__What the task asks__. Write out the data again in full, exactly as it reads.

── Records ──

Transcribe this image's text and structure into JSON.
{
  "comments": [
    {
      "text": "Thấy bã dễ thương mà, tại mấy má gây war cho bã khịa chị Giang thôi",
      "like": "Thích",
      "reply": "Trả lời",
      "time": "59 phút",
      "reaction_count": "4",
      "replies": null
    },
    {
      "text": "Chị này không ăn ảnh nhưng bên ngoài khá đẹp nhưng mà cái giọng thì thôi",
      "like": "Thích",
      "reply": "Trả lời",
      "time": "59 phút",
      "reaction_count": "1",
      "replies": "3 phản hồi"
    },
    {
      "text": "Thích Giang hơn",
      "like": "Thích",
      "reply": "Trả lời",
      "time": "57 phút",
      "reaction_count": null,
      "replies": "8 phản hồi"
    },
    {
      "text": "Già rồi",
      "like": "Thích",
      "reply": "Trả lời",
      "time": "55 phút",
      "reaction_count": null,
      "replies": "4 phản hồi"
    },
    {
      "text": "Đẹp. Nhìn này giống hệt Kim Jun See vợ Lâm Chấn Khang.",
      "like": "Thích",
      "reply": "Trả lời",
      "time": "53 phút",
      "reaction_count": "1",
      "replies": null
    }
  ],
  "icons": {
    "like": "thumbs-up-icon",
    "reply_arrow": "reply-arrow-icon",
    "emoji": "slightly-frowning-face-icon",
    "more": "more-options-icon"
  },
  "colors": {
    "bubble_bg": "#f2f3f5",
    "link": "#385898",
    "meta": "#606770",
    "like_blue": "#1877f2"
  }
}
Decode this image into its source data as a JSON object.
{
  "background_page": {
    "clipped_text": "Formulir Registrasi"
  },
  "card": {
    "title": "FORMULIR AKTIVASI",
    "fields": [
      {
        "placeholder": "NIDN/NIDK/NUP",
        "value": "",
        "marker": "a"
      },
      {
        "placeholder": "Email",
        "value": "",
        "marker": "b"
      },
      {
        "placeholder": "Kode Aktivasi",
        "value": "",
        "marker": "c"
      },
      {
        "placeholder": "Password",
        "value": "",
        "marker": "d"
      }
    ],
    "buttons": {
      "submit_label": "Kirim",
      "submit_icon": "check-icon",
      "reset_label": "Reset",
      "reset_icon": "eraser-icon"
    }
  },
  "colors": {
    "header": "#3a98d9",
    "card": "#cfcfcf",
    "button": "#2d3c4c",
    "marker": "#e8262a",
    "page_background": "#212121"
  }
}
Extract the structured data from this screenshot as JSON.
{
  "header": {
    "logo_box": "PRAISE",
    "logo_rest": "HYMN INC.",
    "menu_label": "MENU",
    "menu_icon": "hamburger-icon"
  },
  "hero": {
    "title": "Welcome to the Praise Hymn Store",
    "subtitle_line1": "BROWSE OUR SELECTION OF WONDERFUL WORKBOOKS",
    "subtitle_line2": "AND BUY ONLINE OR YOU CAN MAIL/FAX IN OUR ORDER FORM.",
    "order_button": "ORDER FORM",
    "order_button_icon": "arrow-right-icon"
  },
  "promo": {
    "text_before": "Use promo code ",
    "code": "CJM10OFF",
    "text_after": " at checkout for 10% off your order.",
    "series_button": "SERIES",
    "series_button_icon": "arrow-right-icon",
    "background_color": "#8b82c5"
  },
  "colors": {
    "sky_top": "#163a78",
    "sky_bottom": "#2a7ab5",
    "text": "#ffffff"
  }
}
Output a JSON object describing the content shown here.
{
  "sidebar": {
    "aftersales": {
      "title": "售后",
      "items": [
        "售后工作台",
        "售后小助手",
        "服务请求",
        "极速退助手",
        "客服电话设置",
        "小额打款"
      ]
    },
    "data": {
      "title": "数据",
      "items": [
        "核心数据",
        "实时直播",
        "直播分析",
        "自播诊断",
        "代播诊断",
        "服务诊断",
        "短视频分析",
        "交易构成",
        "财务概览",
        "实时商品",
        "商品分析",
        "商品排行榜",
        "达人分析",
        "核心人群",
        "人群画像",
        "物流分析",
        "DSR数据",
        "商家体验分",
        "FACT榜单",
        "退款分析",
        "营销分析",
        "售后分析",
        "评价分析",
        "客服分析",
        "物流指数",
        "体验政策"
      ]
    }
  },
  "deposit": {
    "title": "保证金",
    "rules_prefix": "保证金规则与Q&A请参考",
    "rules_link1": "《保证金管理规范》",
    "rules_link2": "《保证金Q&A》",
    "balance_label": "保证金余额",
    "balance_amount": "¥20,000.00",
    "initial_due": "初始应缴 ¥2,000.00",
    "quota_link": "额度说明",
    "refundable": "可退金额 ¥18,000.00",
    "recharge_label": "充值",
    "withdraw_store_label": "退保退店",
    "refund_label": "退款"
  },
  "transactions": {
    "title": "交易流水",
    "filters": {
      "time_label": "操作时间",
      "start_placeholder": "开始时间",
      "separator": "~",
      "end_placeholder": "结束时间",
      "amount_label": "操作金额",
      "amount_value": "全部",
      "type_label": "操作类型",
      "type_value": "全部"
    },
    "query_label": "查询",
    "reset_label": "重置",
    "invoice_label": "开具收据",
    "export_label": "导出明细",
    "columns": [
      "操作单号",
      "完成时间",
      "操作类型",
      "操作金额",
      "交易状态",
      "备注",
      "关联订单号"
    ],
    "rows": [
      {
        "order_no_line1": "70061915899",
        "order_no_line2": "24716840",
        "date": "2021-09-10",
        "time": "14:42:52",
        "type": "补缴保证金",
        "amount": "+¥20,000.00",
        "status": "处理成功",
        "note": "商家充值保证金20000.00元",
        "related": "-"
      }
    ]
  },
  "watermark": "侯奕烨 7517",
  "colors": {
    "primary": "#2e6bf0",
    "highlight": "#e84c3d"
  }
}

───

__Exercise output__.
Transcribe this image's text and structure into JSON.
{
  "comments": [
    {
      "text": "Thấy bã dễ thương mà, tại mấy má gây war cho bã khịa chị Giang thôi",
      "like": "Thích",
      "reply": "Trả lời",
      "time": "59 phút",
      "reaction_count": "4",
      "replies": null
    },
    {
      "text": "Chị này không ăn ảnh nhưng bên ngoài khá đẹp nhưng mà cái giọng thì thôi",
      "like": "Thích",
      "reply": "Trả lời",
      "time": "59 phút",
      "reaction_count": "1",
      "replies": "3 phản hồi"
    },
    {
      "text": "Thích Giang hơn",
      "like": "Thích",
      "reply": "Trả lời",
      "time": "57 phút",
      "reaction_count": null,
      "replies": "8 phản hồi"
    },
    {
      "text": "Già rồi",
      "like": "Thích",
      "reply": "Trả lời",
      "time": "55 phút",
      "reaction_count": null,
      "replies": "4 phản hồi"
    },
    {
      "text": "Đẹp. Nhìn này giống hệt Kim Jun See vợ Lâm Chấn Khang.",
      "like": "Thích",
      "reply": "Trả lời",
      "time": "53 phút",
      "reaction_count": "1",
      "replies": null
    }
  ],
  "icons": {
    "like": "thumbs-up-icon",
    "reply_arrow": "reply-arrow-icon",
    "emoji": "slightly-frowning-face-icon",
    "more": "more-options-icon"
  },
  "colors": {
    "bubble_bg": "#f2f3f5",
    "link": "#385898",
    "meta": "#606770",
    "like_blue": "#1877f2"
  }
}
Decode this image into its source data as a JSON object.
{
  "background_page": {
    "clipped_text": "Formulir Registrasi"
  },
  "card": {
    "title": "FORMULIR AKTIVASI",
    "fields": [
      {
        "placeholder": "NIDN/NIDK/NUP",
        "value": "",
        "marker": "a"
      },
      {
        "placeholder": "Email",
        "value": "",
        "marker": "b"
      },
      {
        "placeholder": "Kode Aktivasi",
        "value": "",
        "marker": "c"
      },
      {
        "placeholder": "Password",
        "value": "",
        "marker": "d"
      }
    ],
    "buttons": {
      "submit_label": "Kirim",
      "submit_icon": "check-icon",
      "reset_label": "Reset",
      "reset_icon": "eraser-icon"
    }
  },
  "colors": {
    "header": "#3a98d9",
    "card": "#cfcfcf",
    "button": "#2d3c4c",
    "marker": "#e8262a",
    "page_background": "#212121"
  }
}
Extract the structured data from this screenshot as JSON.
{
  "header": {
    "logo_box": "PRAISE",
    "logo_rest": "HYMN INC.",
    "menu_label": "MENU",
    "menu_icon": "hamburger-icon"
  },
  "hero": {
    "title": "Welcome to the Praise Hymn Store",
    "subtitle_line1": "BROWSE OUR SELECTION OF WONDERFUL WORKBOOKS",
    "subtitle_line2": "AND BUY ONLINE OR YOU CAN MAIL/FAX IN OUR ORDER FORM.",
    "order_button": "ORDER FORM",
    "order_button_icon": "arrow-right-icon"
  },
  "promo": {
    "text_before": "Use promo code ",
    "code": "CJM10OFF",
    "text_after": " at checkout for 10% off your order.",
    "series_button": "SERIES",
    "series_button_icon": "arrow-right-icon",
    "background_color": "#8b82c5"
  },
  "colors": {
    "sky_top": "#163a78",
    "sky_bottom": "#2a7ab5",
    "text": "#ffffff"
  }
}
Output a JSON object describing the content shown here.
{
  "sidebar": {
    "aftersales": {
      "title": "售后",
      "items": [
        "售后工作台",
        "售后小助手",
        "服务请求",
        "极速退助手",
        "客服电话设置",
        "小额打款"
      ]
    },
    "data": {
      "title": "数据",
      "items": [
        "核心数据",
        "实时直播",
        "直播分析",
        "自播诊断",
        "代播诊断",
        "服务诊断",
        "短视频分析",
        "交易构成",
        "财务概览",
        "实时商品",
        "商品分析",
        "商品排行榜",
        "达人分析",
        "核心人群",
        "人群画像",
        "物流分析",
        "DSR数据",
        "商家体验分",
        "FACT榜单",
        "退款分析",
        "营销分析",
        "售后分析",
        "评价分析",
        "客服分析",
        "物流指数",
        "体验政策"
      ]
    }
  },
  "deposit": {
    "title": "保证金",
    "rules_prefix": "保证金规则与Q&A请参考",
    "rules_link1": "《保证金管理规范》",
    "rules_link2": "《保证金Q&A》",
    "balance_label": "保证金余额",
    "balance_amount": "¥20,000.00",
    "initial_due": "初始应缴 ¥2,000.00",
    "quota_link": "额度说明",
    "refundable": "可退金额 ¥18,000.00",
    "recharge_label": "充值",
    "withdraw_store_label": "退保退店",
    "refund_label": "退款"
  },
  "transactions": {
    "title": "交易流水",
    "filters": {
      "time_label": "操作时间",
      "start_placeholder": "开始时间",
      "separator": "~",
      "end_placeholder": "结束时间",
      "amount_label": "操作金额",
      "amount_value": "全部",
      "type_label": "操作类型",
      "type_value": "全部"
    },
    "query_label": "查询",
    "reset_label": "重置",
    "invoice_label": "开具收据",
    "export_label": "导出明细",
    "columns": [
      "操作单号",
      "完成时间",
      "操作类型",
      "操作金额",
      "交易状态",
      "备注",
      "关联订单号"
    ],
    "rows": [
      {
        "order_no_line1": "70061915899",
        "order_no_line2": "24716840",
        "date": "2021-09-10",
        "time": "14:42:52",
        "type": "补缴保证金",
        "amount": "+¥20,000.00",
        "status": "处理成功",
        "note": "商家充值保证金20000.00元",
        "related": "-"
      }
    ]
  },
  "watermark": "侯奕烨 7517",
  "colors": {
    "primary": "#2e6bf0",
    "highlight": "#e84c3d"
  }
}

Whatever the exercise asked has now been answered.